Facing the possibility that I might fail at the most important task of my natural life, I tried yet another avenue: Rachel’s college sorority. Photos from Kappa Kappa Gamma’s Northwestern chapter reveal that Rachel was going by Meghan back in her teens, but I wondered if anyone who knew her way back when might be able to tell me why. I emailed a bunch of her sorority sisters who’d spoken to the press before. A woman incredibly named Coulter Bump got back to me. “I wish I could help you, but I didn’t know (or can’t remember, which is all the same to you!) that Meghan went by her middle name,” wrote Coulter. “I’ve only known her as Meghan.” Liz Kores Graham — a woman who I ended up knowing from an old job and answered my email as if it were perfectly natural to reach out after seven years of silence to ask about Prince Harry’s future wife — agreed. “In my memory, Meg was always Meghan Markle, never Rachel,” she said. “I don’t know what she went by in high school, but at Northwestern she was always Meghan.”
I also sent a note to Rachel’s estranged half-sister Samantha Grant, who’s writing a book called The Diary of Princess Pushy’s Sister and whose cottage industry appears to be selling her family out. In a particularly dark moment, I then emailed Samantha’s ex-husband. Both have, quite fairly, ignored me entirely.
Hours passed without replies from a single member of the Markle family, or the royal family, or the Madame Tussauds family. Desperate, I took one final shot: Trevor Engelson, Rachel’s ex-husband, the man who is literally making a show about being dumped for a British prince, even though that is not at all what happened to him. I figured if anyone would be petty enough to sink to my level, it would be Trevor. In my email to him, I included a winky face, so he knew that we were both deranged.

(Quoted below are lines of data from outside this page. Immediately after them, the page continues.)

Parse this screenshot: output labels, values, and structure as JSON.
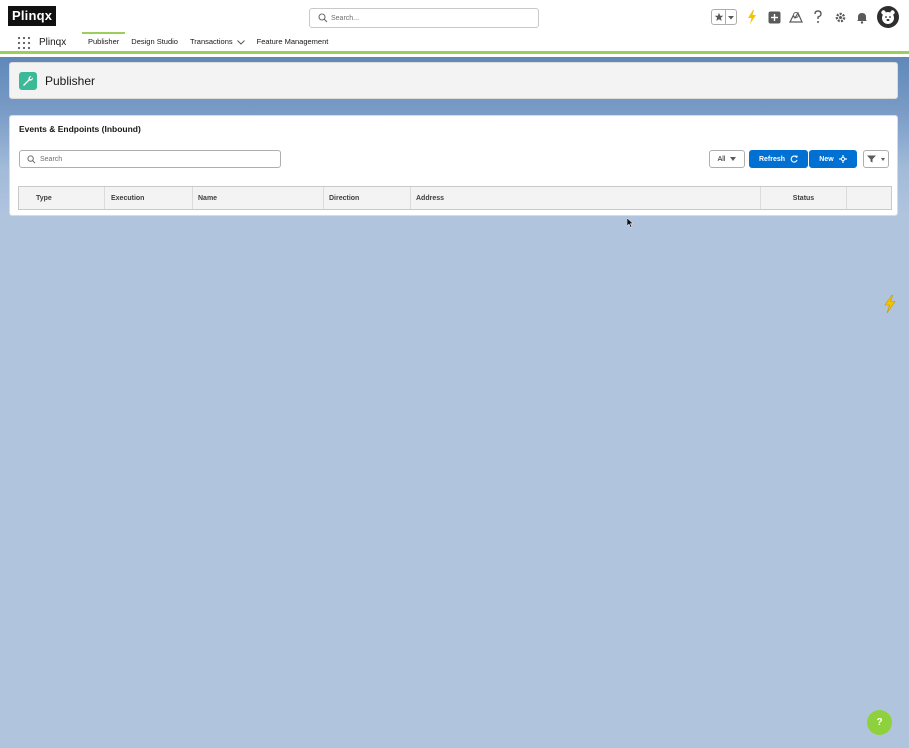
{
  "header": {
    "logo": "Plinqx",
    "search_placeholder": "Search...",
    "icons": [
      "favorites-star-icon",
      "favorites-caret-icon",
      "lightning-icon",
      "add-icon",
      "trailhead-icon",
      "help-icon",
      "setup-gear-icon",
      "notification-bell-icon",
      "user-avatar-icon"
    ]
  },
  "nav": {
    "app_name": "Plinqx",
    "items": [
      {
        "label": "Publisher",
        "active": true
      },
      {
        "label": "Design Studio",
        "active": false
      },
      {
        "label": "Transactions",
        "active": false,
        "dropdown": true
      },
      {
        "label": "Feature Management",
        "active": false
      }
    ]
  },
  "page_header": {
    "title": "Publisher",
    "icon": "wrench-icon"
  },
  "card": {
    "title": "Events & Endpoints (Inbound)",
    "search_placeholder": "Search",
    "filter_select": "All",
    "refresh_label": "Refresh",
    "new_label": "New",
    "columns": [
      "Type",
      "Execution",
      "Name",
      "Direction",
      "Address",
      "Status"
    ]
  },
  "colors": {
    "brand_button": "#0070d2",
    "nav_accent": "#9ad05a",
    "page_background": "#b0c4de",
    "header_icon_bg": "#3bba98",
    "help_fab": "#8ed13c"
  },
  "help_fab_label": "?"
}
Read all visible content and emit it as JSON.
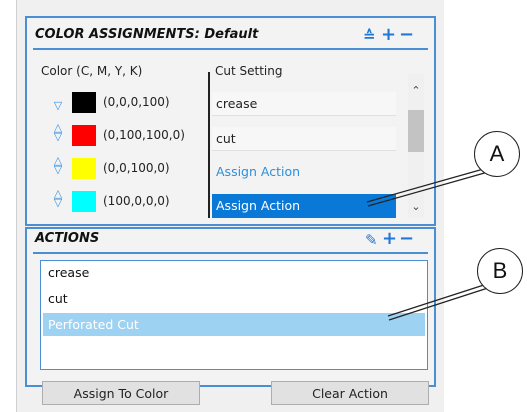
{
  "color_assignments": {
    "title": "COLOR ASSIGNMENTS: Default",
    "toolbar": {
      "sort_icon": "≙",
      "add_icon": "+",
      "remove_icon": "−"
    },
    "col_color": "Color (C, M, Y, K)",
    "col_cut": "Cut Setting",
    "rows": [
      {
        "swatch": "#000000",
        "cmyk": "(0,0,0,100)",
        "cut": "crease",
        "arrows": "down"
      },
      {
        "swatch": "#ff0000",
        "cmyk": "(0,100,100,0)",
        "cut": "cut",
        "arrows": "updown"
      },
      {
        "swatch": "#ffff00",
        "cmyk": "(0,0,100,0)",
        "cut": "Assign Action",
        "arrows": "updown"
      },
      {
        "swatch": "#00ffff",
        "cmyk": "(100,0,0,0)",
        "cut": "Assign Action",
        "arrows": "updown"
      }
    ]
  },
  "actions": {
    "title": "ACTIONS",
    "toolbar": {
      "edit_icon": "✎",
      "add_icon": "+",
      "remove_icon": "−"
    },
    "items": [
      "crease",
      "cut",
      "Perforated Cut"
    ],
    "selected_index": 2,
    "assign_button": "Assign To Color",
    "clear_button": "Clear Action"
  },
  "callouts": {
    "a": "A",
    "b": "B"
  },
  "colors": {
    "accent": "#4a8fd4",
    "selection": "#0a78d7",
    "list_selection": "#9ed2f3",
    "link": "#2e8fd8"
  }
}
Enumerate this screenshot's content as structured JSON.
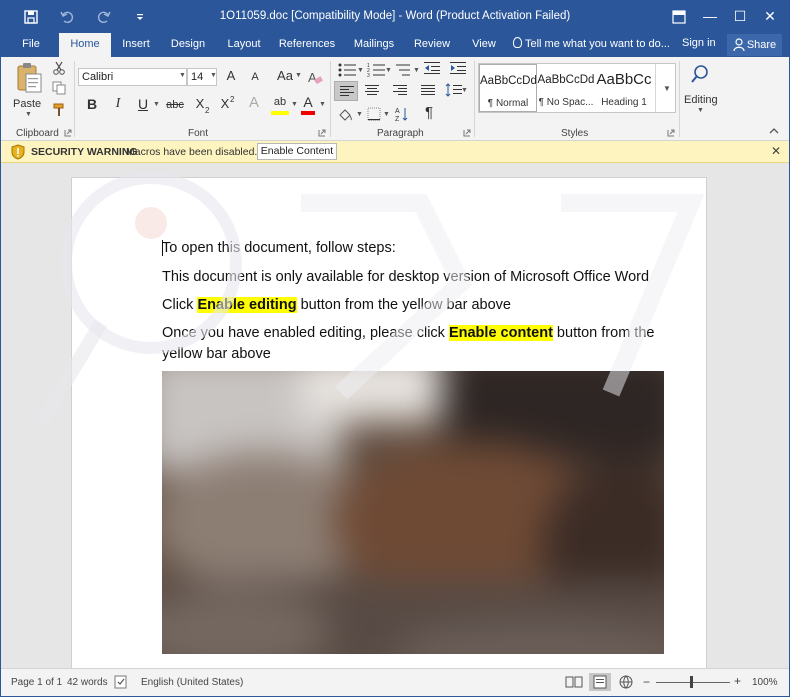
{
  "window": {
    "title": "1O11059.doc [Compatibility Mode] - Word (Product Activation Failed)",
    "min_glyph": "—",
    "max_glyph": "☐",
    "close_glyph": "✕"
  },
  "tabs": [
    {
      "label": "File"
    },
    {
      "label": "Home"
    },
    {
      "label": "Insert"
    },
    {
      "label": "Design"
    },
    {
      "label": "Layout"
    },
    {
      "label": "References"
    },
    {
      "label": "Mailings"
    },
    {
      "label": "Review"
    },
    {
      "label": "View"
    }
  ],
  "tell_me": "Tell me what you want to do...",
  "sign_in": "Sign in",
  "share": "Share",
  "ribbon": {
    "clipboard": {
      "paste_label": "Paste",
      "group_label": "Clipboard"
    },
    "font": {
      "font_name": "Calibri",
      "font_size": "14",
      "group_label": "Font",
      "grow": "A",
      "shrink": "A",
      "case": "Aa",
      "bold": "B",
      "italic": "I",
      "underline": "U",
      "strike": "abc",
      "subscript": "X",
      "subscript_mark": "2",
      "superscript": "X",
      "superscript_mark": "2",
      "effects": "A",
      "highlight": "ab",
      "font_color": "A"
    },
    "paragraph": {
      "group_label": "Paragraph",
      "pilcrow": "¶"
    },
    "styles": {
      "group_label": "Styles",
      "items": [
        {
          "sample": "AaBbCcDd",
          "name": "¶ Normal"
        },
        {
          "sample": "AaBbCcDd",
          "name": "¶ No Spac..."
        },
        {
          "sample": "AaBbCc",
          "name": "Heading 1"
        }
      ]
    },
    "editing": {
      "label": "Editing"
    }
  },
  "security_bar": {
    "warning": "SECURITY WARNING",
    "message": "Macros have been disabled.",
    "button": "Enable Content",
    "close_glyph": "✕"
  },
  "document": {
    "line1": "To open this document, follow steps:",
    "line2": "This document is only available for desktop version of Microsoft Office Word",
    "line3_pre": "Click ",
    "line3_hl": "Enable editing",
    "line3_post": " button from the yellow bar above",
    "line4_pre": "Once you have enabled editing, please click ",
    "line4_hl": "Enable content",
    "line4_post": " button from the",
    "line5": "yellow bar above"
  },
  "status": {
    "page": "Page 1 of 1",
    "words": "42 words",
    "language": "English (United States)",
    "zoom_minus": "−",
    "zoom_plus": "+",
    "zoom": "100%"
  },
  "colors": {
    "accent": "#2b579a",
    "security_bar": "#fdf4bf",
    "highlight": "#ffff00"
  }
}
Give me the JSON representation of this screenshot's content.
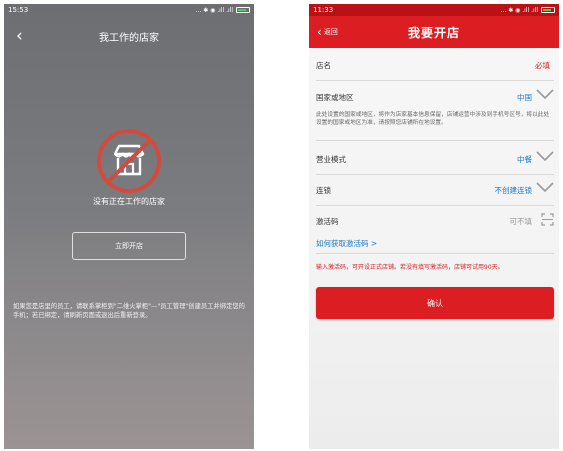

The next morning, I called the royal press office, and found myself on the phone with a chipper British lad named James. I posed my eternal question, perhaps the only question I’ll ever know how to ask again: Did he or the palace have any insight or comment as to why Rachel Markle was playing fast and loose with the notion of selfhood? James sighed the sigh of a man condemned. “I don’t,” he said. “As guidance, that’s the name she’s always used.”
At this point in the story, it would probably make sense — both narratively and cognitively — for me to write a concluding paragraph about how the only Rachel in this story who’s actually lost hold of her identity is me, about how I’ve gone so far down this rabbit hole that I’ve come out the other side, in England, where the exasperated James is waiting for me, wielding a cricket bat. I could write about how I plan to end my quixotic quest because I’ll probably never find the answer — or about how the real answer is that I need to put down my laptop down and stand in the rain for a while. The self isn’t fixed, so why should the name be? I would think, in the rain. Both are constructs born from men, men afraid to explore the infinite abyss. Perhaps Rachel Markle is a pioneer among sheep — a woman unafraid to say, “Call me Meghan.”
But that’s not how this story is going to end. In fact, it’s possible that this story will never end. I will either find out why Rachel Markle goes by Meghan, or I will die trying.
On that note, here is a list of people who still need to reply to me:
-Kensington Palace’s Twitter
-Royal Communications director Sally Osman
-Rachel Markle’s biographer Andrew
-Rachel Markle’s ex-best-friend Ninaki
-Rachel Markle’s estranged stepsister Samantha
-Rachel Markle’s estranged stepsister’s ex-husband Scott
-Several Kappa Kappa Gammans
-Rachel Markle’s parents
-Rachel Markle’s ex-husband Trevor
If you or any of your loved ones have any information regarding Rachel Markle, please get at me on Twitter: @Rachel_Handler, or email me at email@example.com. You can open with “Madam.”